> **HOW TO COMPLETE THIS TASK**
Images excluded, return every record exactly as it reads.

═════ GIVEN INFORMATION

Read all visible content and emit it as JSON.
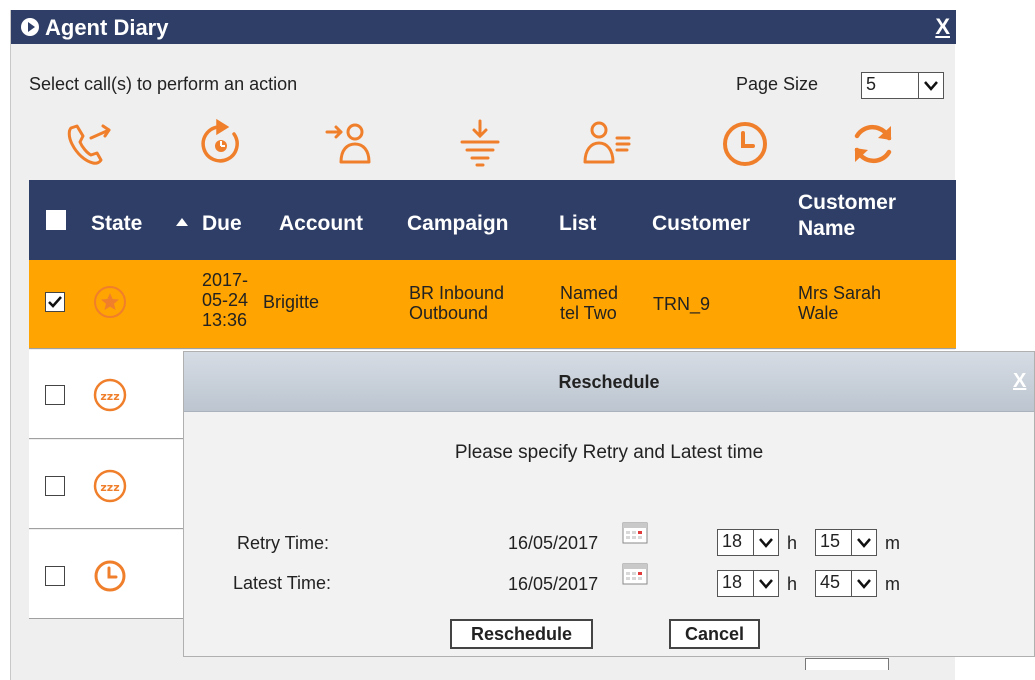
{
  "diary": {
    "title": "Agent Diary",
    "close_label": "X",
    "hint": "Select call(s) to perform an action",
    "page_size_label": "Page Size",
    "page_size_value": "5",
    "toolbar_icons": [
      "transfer-call-icon",
      "reschedule-icon",
      "assign-agent-icon",
      "filter-icon",
      "agent-list-icon",
      "clock-icon",
      "refresh-icon"
    ],
    "accent_color": "#f07f2c",
    "header_color": "#2f3e66",
    "selected_row_color": "#ffa400"
  },
  "table": {
    "columns": [
      "State",
      "Due",
      "Account",
      "Campaign",
      "List",
      "Customer",
      "Customer Name"
    ],
    "rows": [
      {
        "selected": true,
        "state_icon": "star-icon",
        "due": [
          "2017-",
          "05-24",
          "13:36"
        ],
        "account": "Brigitte",
        "campaign": [
          "BR Inbound",
          "Outbound"
        ],
        "list": [
          "Named",
          "tel Two"
        ],
        "customer": "TRN_9",
        "customer_name": [
          "Mrs Sarah",
          "Wale"
        ]
      },
      {
        "selected": false,
        "state_icon": "snooze-icon"
      },
      {
        "selected": false,
        "state_icon": "snooze-icon"
      },
      {
        "selected": false,
        "state_icon": "clock-icon"
      }
    ]
  },
  "dialog": {
    "title": "Reschedule",
    "close_label": "X",
    "message": "Please specify Retry and Latest time",
    "retry_label": "Retry Time:",
    "retry_date": "16/05/2017",
    "retry_hour": "18",
    "retry_minute": "15",
    "latest_label": "Latest Time:",
    "latest_date": "16/05/2017",
    "latest_hour": "18",
    "latest_minute": "45",
    "hour_unit": "h",
    "minute_unit": "m",
    "reschedule_button": "Reschedule",
    "cancel_button": "Cancel"
  }
}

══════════

> **OUTPUT OF THE TASK**
Read all visible content and emit it as JSON.
{
  "diary": {
    "title": "Agent Diary",
    "close_label": "X",
    "hint": "Select call(s) to perform an action",
    "page_size_label": "Page Size",
    "page_size_value": "5",
    "toolbar_icons": [
      "transfer-call-icon",
      "reschedule-icon",
      "assign-agent-icon",
      "filter-icon",
      "agent-list-icon",
      "clock-icon",
      "refresh-icon"
    ],
    "accent_color": "#f07f2c",
    "header_color": "#2f3e66",
    "selected_row_color": "#ffa400"
  },
  "table": {
    "columns": [
      "State",
      "Due",
      "Account",
      "Campaign",
      "List",
      "Customer",
      "Customer Name"
    ],
    "rows": [
      {
        "selected": true,
        "state_icon": "star-icon",
        "due": [
          "2017-",
          "05-24",
          "13:36"
        ],
        "account": "Brigitte",
        "campaign": [
          "BR Inbound",
          "Outbound"
        ],
        "list": [
          "Named",
          "tel Two"
        ],
        "customer": "TRN_9",
        "customer_name": [
          "Mrs Sarah",
          "Wale"
        ]
      },
      {
        "selected": false,
        "state_icon": "snooze-icon"
      },
      {
        "selected": false,
        "state_icon": "snooze-icon"
      },
      {
        "selected": false,
        "state_icon": "clock-icon"
      }
    ]
  },
  "dialog": {
    "title": "Reschedule",
    "close_label": "X",
    "message": "Please specify Retry and Latest time",
    "retry_label": "Retry Time:",
    "retry_date": "16/05/2017",
    "retry_hour": "18",
    "retry_minute": "15",
    "latest_label": "Latest Time:",
    "latest_date": "16/05/2017",
    "latest_hour": "18",
    "latest_minute": "45",
    "hour_unit": "h",
    "minute_unit": "m",
    "reschedule_button": "Reschedule",
    "cancel_button": "Cancel"
  }
}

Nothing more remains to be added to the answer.